# [Source records]
=======
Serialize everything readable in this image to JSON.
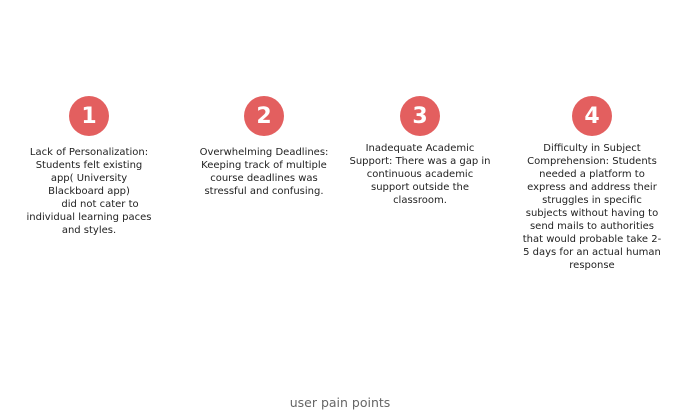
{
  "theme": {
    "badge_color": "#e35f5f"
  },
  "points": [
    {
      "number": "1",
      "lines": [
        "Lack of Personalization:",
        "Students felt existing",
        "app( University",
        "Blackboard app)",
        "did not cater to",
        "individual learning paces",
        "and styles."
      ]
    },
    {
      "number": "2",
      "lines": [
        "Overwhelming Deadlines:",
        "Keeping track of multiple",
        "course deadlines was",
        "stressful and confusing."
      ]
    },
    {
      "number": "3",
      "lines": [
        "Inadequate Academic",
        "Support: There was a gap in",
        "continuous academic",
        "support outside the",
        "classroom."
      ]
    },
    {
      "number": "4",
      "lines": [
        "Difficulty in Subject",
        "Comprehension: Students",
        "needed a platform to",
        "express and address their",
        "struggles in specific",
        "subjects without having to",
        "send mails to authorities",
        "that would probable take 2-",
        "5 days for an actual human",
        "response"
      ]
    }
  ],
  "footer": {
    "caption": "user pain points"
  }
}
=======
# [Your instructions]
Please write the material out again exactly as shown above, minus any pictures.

# [Output]
Serialize everything readable in this image to JSON.
{
  "theme": {
    "badge_color": "#e35f5f"
  },
  "points": [
    {
      "number": "1",
      "lines": [
        "Lack of Personalization:",
        "Students felt existing",
        "app( University",
        "Blackboard app)",
        "did not cater to",
        "individual learning paces",
        "and styles."
      ]
    },
    {
      "number": "2",
      "lines": [
        "Overwhelming Deadlines:",
        "Keeping track of multiple",
        "course deadlines was",
        "stressful and confusing."
      ]
    },
    {
      "number": "3",
      "lines": [
        "Inadequate Academic",
        "Support: There was a gap in",
        "continuous academic",
        "support outside the",
        "classroom."
      ]
    },
    {
      "number": "4",
      "lines": [
        "Difficulty in Subject",
        "Comprehension: Students",
        "needed a platform to",
        "express and address their",
        "struggles in specific",
        "subjects without having to",
        "send mails to authorities",
        "that would probable take 2-",
        "5 days for an actual human",
        "response"
      ]
    }
  ],
  "footer": {
    "caption": "user pain points"
  }
}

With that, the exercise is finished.